===== Data listing

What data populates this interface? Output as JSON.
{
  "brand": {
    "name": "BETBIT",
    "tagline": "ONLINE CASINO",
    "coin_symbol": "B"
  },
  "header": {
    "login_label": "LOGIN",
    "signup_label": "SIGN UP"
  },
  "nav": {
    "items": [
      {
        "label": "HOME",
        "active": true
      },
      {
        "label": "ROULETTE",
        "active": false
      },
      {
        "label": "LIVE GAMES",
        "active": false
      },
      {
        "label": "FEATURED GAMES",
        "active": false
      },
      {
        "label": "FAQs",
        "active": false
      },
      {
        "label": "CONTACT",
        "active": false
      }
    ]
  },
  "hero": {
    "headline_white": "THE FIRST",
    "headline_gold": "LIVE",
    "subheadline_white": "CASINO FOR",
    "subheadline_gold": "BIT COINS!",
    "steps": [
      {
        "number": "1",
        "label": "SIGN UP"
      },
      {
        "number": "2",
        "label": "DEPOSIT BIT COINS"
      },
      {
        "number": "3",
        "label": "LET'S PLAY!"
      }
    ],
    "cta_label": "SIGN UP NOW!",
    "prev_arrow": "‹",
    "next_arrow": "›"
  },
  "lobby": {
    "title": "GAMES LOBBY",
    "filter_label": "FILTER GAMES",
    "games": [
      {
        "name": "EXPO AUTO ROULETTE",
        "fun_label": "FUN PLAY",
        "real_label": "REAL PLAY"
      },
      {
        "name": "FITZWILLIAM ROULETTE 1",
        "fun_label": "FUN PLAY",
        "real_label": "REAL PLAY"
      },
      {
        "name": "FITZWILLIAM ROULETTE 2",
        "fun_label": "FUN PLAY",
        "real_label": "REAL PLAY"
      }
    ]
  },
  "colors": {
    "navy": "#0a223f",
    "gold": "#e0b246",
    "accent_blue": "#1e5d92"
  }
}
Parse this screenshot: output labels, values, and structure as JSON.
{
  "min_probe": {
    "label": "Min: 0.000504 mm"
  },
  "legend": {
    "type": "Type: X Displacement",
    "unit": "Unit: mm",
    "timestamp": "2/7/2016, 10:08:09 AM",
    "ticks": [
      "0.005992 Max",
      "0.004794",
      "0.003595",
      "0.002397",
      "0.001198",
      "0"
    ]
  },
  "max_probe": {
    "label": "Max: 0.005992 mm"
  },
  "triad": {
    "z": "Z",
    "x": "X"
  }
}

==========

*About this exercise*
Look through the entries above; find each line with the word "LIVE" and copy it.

*Answer to the exercise*
        "label": "LIVE GAMES",
    "headline_gold": "LIVE",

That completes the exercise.